Capital Cities Communications Chairman Thomas S. Murphy said earlier this week that the company would sell its Buffalo and New Haven television stations to satisfy Federal Communications Commission media cross-ownership restrictions unless the agency grants the company a waiver.
More television stations might be sold to bring the combined percentage of the national audience the two media giants reach down to 25 percent from 28 percent. Some or all the company's 50 cable television and up to 17 radio stations may also have to be sold by the company to satisfy federal requirements.

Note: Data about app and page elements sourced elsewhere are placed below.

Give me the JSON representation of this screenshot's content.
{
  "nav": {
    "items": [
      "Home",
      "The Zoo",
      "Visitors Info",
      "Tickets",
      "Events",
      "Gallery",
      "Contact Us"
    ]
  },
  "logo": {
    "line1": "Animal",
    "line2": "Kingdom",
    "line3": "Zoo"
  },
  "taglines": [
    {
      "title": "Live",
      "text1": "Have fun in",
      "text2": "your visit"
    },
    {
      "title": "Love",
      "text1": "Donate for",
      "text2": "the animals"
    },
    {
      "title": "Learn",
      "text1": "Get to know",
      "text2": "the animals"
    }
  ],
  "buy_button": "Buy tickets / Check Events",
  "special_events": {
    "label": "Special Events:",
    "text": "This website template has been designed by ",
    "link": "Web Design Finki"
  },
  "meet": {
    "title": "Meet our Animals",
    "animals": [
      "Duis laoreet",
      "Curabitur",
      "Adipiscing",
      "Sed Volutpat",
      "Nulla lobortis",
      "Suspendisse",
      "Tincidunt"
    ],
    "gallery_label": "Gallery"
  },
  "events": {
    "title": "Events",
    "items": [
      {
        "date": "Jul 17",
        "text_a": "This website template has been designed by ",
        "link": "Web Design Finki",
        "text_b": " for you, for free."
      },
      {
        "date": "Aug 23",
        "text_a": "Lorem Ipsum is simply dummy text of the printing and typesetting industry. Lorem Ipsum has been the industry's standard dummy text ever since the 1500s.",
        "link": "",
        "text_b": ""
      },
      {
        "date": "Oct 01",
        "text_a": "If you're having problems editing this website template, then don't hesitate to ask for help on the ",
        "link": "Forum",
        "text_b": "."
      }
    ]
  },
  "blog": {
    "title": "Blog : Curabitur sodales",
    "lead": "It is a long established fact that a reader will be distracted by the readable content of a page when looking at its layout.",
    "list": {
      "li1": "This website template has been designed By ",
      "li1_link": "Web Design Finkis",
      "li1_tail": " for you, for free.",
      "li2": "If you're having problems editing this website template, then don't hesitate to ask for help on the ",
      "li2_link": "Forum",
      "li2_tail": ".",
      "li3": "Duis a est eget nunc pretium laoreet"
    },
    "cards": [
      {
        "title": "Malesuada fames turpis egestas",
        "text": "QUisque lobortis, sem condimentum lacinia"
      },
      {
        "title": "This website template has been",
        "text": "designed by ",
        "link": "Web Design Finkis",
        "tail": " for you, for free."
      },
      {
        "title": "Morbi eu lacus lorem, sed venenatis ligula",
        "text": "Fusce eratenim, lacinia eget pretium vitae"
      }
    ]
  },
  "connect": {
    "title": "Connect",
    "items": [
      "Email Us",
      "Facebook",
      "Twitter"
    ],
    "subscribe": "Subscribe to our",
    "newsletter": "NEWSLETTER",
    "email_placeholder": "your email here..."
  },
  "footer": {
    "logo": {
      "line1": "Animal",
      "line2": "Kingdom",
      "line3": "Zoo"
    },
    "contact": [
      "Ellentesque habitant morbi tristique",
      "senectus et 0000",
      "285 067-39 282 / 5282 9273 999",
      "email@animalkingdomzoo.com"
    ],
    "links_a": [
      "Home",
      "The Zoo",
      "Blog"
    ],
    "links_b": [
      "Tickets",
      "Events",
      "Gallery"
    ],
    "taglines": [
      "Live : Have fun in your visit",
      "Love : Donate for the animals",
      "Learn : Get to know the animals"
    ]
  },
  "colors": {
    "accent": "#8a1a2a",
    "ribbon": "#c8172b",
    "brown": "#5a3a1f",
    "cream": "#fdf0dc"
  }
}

At least three companies -- Outlet Communications Inc., Cox Communications Corp. and Doubleday Broadcast Co. Inc. -- have expressed an interest in some of the properties so far. Media analysts have said as much as $750 million worth of assets may have to be divested to complete the deal.
"We're interested in both the TV and radio stations; we'd take 'em all," said Bruce Sundlun, chairman of Outlet Communications Inc., a subsidiary of the Rockefeller Group. "I have written Murphy about my interest."
Sundlun said his company is free to acquire five more television stations and 19 radio stations under FCC rules. "We want to acquire everything that Mr. Murphy has for sale," said Sundlun. "We'll go through the trouble of selling off anything that doesn't fit."
Cox Communications Corp. is interested in a package of radio and/or television stations, said Michael Klievman, senior executive vice president. "Almost all of the ABC stations have to be sold and all of the radio stations," he said. "The chances of them packaging it are pretty good and we are looking at every combination possible."
Gary Stevens, president of Doubleday Broadcasting Co. Inc., told Capital Cities he'd like one ABC FM radio station. "Any way you cut it this will have the most profound effect on the ownership structure of radio properties that I have ever witnessed in this business," Stevens said. "It may presage the beginning of a whole new company or it might make some smaller companies big players or make big companies bigger."